Each week we round up the latest N.C. agricultural headlines from news outlets across the state and country, as well as excerpts from the stories. Click on the links to go straight to the full story.
- “New USDA rule would speed poultry-processing lines, worrying inspectors,” Charlotte Observer: The U.S. Department of Agriculture is poised to finalize major changes to the poultry slaughter-inspection process that critics warn could threaten food safety and harm workers. The proposed rule would allow companies to speed up production lines from 35 birds per minute per inspector to 175 per minute, a five-fold increase.
- “Biden time,” Avery Journal: Avery County farmers Paul Smith and Mark Smith provided Christmas trees for the United States vice president’s residence, United States Naval Observatory, this Christmas after taking second place in the National Christmas Tree Association’s annual competition.
- “New food facility at port to be discussed,” Greater Wilmington Business Journal: A long-discussed port project might soon be moving forward. Chuck Schoninger, president and CEO of USA InvestCo, said the N.C. Ports Authority’s board of directors could take up a lease agreement at its January meeting that could bring a facility to the Port of Wilmington and create new jobs.

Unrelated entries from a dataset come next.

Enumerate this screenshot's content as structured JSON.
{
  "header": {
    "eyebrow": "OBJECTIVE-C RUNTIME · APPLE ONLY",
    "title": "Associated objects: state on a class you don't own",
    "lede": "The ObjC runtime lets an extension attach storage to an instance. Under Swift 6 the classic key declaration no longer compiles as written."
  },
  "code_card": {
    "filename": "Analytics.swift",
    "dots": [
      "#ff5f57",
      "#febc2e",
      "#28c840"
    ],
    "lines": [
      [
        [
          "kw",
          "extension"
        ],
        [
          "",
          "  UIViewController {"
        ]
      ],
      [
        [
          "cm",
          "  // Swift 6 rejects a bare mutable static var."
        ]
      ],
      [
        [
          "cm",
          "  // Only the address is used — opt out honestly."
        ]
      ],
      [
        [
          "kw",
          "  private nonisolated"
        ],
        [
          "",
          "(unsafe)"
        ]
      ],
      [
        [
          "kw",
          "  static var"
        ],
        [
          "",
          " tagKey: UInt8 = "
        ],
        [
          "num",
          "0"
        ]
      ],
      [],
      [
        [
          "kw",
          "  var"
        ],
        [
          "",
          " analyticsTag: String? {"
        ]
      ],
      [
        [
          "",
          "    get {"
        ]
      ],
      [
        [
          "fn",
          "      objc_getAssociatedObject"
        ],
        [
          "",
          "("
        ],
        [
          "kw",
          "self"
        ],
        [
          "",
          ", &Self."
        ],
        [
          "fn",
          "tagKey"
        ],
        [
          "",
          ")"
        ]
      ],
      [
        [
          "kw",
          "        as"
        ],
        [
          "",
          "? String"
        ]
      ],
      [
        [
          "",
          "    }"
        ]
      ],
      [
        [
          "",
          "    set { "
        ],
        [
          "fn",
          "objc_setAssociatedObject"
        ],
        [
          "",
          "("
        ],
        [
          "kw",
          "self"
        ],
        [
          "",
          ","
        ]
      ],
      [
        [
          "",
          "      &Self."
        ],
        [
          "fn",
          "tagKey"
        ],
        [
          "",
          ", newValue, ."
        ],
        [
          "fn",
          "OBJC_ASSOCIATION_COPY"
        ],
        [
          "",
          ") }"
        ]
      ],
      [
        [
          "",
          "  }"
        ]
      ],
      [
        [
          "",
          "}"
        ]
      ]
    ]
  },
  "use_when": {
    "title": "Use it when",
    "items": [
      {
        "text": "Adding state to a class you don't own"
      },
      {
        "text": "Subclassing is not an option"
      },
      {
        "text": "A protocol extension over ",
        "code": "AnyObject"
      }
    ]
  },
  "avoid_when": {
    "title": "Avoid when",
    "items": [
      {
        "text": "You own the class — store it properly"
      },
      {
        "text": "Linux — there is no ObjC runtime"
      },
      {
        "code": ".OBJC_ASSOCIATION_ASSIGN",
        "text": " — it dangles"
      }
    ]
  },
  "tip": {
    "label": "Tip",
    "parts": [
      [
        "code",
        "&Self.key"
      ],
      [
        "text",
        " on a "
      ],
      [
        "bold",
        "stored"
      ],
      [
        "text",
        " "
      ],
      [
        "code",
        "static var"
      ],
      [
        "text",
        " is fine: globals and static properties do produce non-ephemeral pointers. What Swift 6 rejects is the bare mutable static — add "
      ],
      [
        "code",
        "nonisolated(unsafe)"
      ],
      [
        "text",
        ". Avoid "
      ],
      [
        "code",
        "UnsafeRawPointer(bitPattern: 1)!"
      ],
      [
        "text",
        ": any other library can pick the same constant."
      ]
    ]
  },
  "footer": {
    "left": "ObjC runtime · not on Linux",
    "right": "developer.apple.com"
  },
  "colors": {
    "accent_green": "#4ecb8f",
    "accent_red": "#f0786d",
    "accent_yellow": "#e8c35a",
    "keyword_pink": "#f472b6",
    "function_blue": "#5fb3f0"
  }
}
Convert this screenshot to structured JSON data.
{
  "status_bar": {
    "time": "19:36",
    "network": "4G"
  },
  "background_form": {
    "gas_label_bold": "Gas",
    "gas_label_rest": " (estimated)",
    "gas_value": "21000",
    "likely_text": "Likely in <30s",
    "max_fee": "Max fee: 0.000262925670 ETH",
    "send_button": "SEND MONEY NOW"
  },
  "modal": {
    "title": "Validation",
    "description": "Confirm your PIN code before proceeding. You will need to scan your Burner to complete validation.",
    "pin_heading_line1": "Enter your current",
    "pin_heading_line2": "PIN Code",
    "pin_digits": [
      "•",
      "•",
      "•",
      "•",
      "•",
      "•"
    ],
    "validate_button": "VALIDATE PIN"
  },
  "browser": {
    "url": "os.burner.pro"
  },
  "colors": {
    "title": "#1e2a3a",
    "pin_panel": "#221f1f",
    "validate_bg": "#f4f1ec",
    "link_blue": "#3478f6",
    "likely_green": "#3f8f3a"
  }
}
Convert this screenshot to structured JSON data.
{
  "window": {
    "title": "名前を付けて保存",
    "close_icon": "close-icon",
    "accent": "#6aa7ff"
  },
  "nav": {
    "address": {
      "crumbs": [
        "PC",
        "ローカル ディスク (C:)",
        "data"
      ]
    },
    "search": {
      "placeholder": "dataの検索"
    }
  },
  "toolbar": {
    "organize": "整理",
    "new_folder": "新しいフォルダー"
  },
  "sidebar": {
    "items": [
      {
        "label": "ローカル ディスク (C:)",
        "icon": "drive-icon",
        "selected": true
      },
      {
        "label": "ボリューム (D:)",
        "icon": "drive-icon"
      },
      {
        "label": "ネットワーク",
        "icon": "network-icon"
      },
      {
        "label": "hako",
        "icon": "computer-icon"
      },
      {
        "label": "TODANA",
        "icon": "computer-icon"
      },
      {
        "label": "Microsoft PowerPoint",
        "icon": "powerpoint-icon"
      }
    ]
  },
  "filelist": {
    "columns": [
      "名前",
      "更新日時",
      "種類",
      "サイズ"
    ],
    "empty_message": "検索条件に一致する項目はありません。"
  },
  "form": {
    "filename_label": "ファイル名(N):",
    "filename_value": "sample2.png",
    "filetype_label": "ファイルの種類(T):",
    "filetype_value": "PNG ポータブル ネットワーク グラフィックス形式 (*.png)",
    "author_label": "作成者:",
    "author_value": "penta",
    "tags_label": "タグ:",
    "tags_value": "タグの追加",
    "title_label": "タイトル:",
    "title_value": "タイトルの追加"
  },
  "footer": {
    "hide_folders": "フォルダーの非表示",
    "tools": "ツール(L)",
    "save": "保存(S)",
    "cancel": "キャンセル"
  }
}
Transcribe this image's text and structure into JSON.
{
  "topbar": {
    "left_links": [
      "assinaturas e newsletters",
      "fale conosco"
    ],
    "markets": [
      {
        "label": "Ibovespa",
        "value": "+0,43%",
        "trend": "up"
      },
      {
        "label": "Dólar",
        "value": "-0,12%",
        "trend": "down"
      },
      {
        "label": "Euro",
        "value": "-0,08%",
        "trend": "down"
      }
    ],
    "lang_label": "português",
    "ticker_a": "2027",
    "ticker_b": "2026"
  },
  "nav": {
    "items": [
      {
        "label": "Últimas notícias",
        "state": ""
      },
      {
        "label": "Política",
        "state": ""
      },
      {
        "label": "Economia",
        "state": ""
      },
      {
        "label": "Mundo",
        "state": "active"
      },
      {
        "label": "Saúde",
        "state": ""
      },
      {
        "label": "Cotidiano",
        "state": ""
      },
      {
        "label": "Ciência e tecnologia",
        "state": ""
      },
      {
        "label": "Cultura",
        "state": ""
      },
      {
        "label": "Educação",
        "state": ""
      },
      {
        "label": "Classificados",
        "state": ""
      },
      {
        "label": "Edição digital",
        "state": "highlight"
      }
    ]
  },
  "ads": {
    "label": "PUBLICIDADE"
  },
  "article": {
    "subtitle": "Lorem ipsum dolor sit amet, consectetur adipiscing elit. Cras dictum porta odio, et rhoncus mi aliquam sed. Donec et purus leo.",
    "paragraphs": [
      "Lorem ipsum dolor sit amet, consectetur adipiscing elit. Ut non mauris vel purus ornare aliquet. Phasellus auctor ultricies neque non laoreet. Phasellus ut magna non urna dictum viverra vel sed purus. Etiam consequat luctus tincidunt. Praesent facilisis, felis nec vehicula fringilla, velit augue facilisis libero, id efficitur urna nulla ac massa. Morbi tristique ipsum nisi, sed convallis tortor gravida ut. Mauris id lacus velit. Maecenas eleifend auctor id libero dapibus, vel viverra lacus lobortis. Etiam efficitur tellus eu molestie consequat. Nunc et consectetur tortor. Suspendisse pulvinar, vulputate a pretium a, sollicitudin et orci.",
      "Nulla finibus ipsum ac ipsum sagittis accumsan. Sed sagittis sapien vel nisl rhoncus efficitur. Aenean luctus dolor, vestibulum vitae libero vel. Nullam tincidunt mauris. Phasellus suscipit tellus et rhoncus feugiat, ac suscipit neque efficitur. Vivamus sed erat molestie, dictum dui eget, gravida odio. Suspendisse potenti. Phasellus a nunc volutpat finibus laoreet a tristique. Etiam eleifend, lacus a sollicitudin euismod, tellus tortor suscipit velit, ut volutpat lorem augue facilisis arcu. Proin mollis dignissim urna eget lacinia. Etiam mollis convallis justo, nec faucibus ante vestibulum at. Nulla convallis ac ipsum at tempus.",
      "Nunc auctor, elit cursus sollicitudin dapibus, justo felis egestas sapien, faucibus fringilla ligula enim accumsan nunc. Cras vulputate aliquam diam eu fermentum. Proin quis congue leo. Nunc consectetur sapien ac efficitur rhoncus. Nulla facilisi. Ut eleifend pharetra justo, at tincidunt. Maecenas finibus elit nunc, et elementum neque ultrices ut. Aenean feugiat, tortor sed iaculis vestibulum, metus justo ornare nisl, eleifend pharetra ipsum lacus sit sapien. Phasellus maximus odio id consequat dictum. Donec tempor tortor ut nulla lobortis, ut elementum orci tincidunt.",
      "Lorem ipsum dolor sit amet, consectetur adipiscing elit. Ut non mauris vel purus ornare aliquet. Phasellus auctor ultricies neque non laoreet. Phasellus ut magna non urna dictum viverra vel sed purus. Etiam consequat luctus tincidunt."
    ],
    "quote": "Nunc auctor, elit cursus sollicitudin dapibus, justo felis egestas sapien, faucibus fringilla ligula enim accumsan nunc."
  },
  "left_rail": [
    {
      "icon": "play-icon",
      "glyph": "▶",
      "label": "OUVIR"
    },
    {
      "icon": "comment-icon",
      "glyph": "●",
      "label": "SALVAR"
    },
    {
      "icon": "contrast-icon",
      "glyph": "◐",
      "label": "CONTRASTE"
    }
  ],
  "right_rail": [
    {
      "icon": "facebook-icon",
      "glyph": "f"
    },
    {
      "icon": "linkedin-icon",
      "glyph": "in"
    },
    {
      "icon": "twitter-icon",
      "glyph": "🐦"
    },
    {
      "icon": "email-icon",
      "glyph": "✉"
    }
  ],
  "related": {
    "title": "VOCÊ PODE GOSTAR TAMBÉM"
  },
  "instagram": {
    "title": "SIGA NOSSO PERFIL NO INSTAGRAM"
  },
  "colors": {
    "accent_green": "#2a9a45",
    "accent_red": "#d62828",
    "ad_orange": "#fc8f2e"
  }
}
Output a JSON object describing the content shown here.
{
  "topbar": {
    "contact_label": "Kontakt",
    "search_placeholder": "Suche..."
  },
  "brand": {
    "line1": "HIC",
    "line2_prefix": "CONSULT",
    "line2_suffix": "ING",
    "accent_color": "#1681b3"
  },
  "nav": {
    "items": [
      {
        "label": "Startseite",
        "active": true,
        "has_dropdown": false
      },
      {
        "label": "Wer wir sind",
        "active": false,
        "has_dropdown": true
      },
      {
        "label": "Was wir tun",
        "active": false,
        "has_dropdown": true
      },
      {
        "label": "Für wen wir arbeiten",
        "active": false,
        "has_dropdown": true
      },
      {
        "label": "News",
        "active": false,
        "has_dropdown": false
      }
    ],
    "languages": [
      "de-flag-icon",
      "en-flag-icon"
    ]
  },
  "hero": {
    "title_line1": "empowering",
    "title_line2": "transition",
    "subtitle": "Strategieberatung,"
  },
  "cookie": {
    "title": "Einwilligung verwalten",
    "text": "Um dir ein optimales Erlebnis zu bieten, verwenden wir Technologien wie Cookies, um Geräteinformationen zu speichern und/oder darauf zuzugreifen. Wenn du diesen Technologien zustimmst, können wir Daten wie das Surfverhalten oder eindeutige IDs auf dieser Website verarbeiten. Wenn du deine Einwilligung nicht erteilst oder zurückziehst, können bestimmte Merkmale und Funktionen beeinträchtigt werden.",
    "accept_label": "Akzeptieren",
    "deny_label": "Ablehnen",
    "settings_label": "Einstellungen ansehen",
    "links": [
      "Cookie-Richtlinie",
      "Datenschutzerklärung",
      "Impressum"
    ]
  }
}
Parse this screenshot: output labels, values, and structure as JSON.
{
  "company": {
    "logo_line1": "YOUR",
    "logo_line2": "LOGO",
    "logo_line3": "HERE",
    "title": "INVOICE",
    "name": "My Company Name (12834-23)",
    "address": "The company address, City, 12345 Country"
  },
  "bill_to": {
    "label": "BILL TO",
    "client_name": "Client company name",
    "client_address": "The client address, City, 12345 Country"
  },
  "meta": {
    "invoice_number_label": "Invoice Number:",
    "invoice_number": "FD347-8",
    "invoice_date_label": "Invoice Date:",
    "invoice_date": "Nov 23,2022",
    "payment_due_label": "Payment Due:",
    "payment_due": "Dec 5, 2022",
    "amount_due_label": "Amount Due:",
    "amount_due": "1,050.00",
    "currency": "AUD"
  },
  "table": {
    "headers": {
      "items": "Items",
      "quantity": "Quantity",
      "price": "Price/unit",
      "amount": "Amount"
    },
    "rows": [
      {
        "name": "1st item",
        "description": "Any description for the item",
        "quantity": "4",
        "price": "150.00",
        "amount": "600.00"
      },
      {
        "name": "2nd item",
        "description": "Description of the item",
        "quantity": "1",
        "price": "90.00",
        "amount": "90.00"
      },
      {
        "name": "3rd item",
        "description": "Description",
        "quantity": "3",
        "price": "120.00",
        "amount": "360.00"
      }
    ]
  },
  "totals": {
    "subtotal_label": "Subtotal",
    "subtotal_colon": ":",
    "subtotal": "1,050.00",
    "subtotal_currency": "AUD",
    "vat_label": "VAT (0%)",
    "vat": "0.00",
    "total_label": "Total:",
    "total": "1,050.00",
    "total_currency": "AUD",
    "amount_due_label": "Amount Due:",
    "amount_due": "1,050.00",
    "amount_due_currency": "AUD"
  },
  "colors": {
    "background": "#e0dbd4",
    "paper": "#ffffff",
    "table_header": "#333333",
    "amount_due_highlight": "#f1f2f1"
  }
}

- “Organic grain production becoming commonplace in North Carolina,” Southeast Farm Press: Seven or eight years ago there was no organic grain production in North Carolina. Today organic corn, soybeans, and most recently wheat are becoming commonplace in the state, according to North Carolina State University organic crops specialist Chris Reberg-Horton.
- “Crop insurance juicy target in ‘fiscal cliff’ deal,” Charlotte Observer: Rural lawmakers worry that $9 billion in annual federal crop insurance subsidies are an easy target for spending cuts in a “fiscal cliff” deal so they’re shopping around for a late compromise on a farm bill to protect them.
- “Farmers worry about dairy prices as deadline nears,” Charlotte Observer: As the nation inches toward the economic “fiscal cliff,” anxiety is growing in farm country about an obscure tangent of the Washington political standoff that reaches into the dairy industry and, indirectly, into the household budgets of consumers who buy milk and cheese.
- “Troxler encourages N.C. farmers to take part in 2012 Census of Agriculture,” Richmond County Daily Journal: Agriculture Commissioner Steve Troxler is encouraging North Carolina farmers to “speak up” for their livelihood by taking part in the 2012 Census of Agriculture. Conducted every five years by the U.S. Department of Agriculture’s National Agricultural Statistics Service, the census is a complete count of all U.S. farms, ranches and the people who operate them.